To examine the impact of mandatory HMO enrollment for Medicaid‐covered pregnant women on prenatal care use, smoking, Cesarean section (C‐section) use, and birth weight.
Linked birth certificate and Medicaid enrollment data from July 1993 to June 1998 in 10 Ohio counties, 6 that implemented mandatory HMO enrollment, and 4 with low levels of voluntary enrollment (under 15 percent). Cuyahoga County (Cleveland) is analyzed separately; the other mandatory counties and the voluntary counties are grouped for analysis, due to small sample sizes.
Women serve as their own controls, which helps to overcome the bias from unmeasured variables such as health beliefs and behavior. Changes in key outcomes between the first and second birth are compared between women who reside in mandatory HMO enrollment counties and those in voluntary enrollment counties. County of residence is the primary indicator of managed care status, since, in Ohio, women are allowed to “opt out” of HMO enrollment in mandatory counties in certain circumstances, leading to selection. As a secondary analysis, we compare women according to their HMO enrollment status at the first and second birth.
Data Sources/Study Setting
Linked birth certificate/enrollment data were used to identify 4,917 women with two deliveries covered by Medicaid, one prior to the implementation of mandatory HMO enrollment (mid‐1996) and one following implementation. Data for individual births were linked over time using a scrambled maternal Medicaid identification number.

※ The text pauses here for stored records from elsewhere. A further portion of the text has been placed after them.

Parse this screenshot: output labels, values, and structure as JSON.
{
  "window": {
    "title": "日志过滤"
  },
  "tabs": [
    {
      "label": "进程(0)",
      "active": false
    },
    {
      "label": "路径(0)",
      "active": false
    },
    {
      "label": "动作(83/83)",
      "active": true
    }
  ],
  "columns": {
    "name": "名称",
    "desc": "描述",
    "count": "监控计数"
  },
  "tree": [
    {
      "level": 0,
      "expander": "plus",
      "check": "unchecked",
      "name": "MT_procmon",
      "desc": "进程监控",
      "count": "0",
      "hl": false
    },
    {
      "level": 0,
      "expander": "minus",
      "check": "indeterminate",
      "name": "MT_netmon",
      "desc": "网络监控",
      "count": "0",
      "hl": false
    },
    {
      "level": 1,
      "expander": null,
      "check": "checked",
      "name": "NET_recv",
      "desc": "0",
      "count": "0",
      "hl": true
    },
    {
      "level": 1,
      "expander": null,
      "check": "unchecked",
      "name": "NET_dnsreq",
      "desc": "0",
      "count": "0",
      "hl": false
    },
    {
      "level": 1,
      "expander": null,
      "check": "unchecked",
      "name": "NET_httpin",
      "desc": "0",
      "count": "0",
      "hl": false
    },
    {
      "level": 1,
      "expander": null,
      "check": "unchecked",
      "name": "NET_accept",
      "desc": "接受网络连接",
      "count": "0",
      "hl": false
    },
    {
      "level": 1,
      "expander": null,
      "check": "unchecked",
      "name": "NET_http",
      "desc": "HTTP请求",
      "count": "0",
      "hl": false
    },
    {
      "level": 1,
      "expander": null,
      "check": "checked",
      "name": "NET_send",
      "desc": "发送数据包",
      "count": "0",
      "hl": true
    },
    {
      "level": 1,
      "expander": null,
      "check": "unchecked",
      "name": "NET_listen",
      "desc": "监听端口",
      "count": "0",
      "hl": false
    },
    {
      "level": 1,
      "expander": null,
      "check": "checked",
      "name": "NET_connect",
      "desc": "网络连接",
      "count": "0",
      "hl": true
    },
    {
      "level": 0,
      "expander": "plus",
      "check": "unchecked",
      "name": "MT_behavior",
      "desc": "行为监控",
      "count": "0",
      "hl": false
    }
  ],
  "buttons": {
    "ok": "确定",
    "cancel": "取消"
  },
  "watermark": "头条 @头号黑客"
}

The effects of HMO enrollment on prenatal care use and smoking were confined to Cuyahoga County, Ohio's largest county. In Cuyahoga, the implementation of mandatory enrollment was related to a significant deterioration in the timing of initiation of care, but an improvement in the number of prenatal visits. In that county also, women who smoked in their first pregnancy were less likely to smoke during the second pregnancy, compared to women in voluntary counties. Women residing in all the mandatory counties were less likely to have a repeat C‐section. There were no effects on infant birth weight. The effects of women's own managed care status were inconsistent depending on the outcome examined; an interpretation of these results is hampered by selection issues. Changes over time in outcomes, both positive and negative, were more pronounced for African American women.
With careful implementation and attention to women's individual differences as in Ohio, outcomes for pregnant women may improve with Medicaid managed care implementation. Quality monitoring should continue as Medicaid managed care becomes more widespread. More research is needed to identify the types of health maintenance organization activities that lead to improved outcomes.
Data Collection/Extraction Methods